Records for the exercise:
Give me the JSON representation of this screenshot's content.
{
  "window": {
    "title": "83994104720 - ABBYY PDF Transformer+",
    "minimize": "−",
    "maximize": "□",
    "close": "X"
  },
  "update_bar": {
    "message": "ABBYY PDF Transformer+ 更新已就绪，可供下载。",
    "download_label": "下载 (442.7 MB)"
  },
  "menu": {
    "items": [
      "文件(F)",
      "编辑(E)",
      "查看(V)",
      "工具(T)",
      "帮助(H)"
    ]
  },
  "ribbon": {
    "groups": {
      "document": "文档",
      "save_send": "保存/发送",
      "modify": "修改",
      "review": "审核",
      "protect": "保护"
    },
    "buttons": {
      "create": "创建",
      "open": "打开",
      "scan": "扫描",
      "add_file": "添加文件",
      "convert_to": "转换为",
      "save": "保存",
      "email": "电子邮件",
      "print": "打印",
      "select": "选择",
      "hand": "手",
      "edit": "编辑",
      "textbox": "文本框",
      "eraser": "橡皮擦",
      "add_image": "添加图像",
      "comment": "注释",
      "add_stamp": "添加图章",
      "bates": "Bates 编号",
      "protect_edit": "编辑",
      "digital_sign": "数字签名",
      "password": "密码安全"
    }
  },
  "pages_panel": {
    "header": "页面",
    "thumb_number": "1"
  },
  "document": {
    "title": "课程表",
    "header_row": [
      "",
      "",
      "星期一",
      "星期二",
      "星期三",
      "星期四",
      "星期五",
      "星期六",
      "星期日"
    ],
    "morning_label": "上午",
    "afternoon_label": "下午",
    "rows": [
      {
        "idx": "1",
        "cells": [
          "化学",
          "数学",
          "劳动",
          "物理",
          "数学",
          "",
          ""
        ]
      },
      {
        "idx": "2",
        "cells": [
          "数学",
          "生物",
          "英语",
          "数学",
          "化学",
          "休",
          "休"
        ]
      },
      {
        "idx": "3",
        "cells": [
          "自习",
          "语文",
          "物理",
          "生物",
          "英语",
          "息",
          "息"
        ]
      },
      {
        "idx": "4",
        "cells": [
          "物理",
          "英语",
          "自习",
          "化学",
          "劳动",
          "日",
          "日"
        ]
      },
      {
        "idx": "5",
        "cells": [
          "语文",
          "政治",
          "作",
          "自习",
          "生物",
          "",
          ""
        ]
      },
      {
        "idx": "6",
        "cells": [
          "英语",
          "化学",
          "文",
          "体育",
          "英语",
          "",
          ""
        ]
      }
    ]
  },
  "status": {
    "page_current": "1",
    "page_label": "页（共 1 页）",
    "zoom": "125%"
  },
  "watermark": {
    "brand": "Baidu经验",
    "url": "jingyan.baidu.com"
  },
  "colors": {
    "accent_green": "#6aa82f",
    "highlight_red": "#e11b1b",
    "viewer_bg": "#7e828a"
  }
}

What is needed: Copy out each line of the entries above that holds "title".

Result:
    "title": "83994104720 - ABBYY PDF Transformer+",
    "title": "课程表",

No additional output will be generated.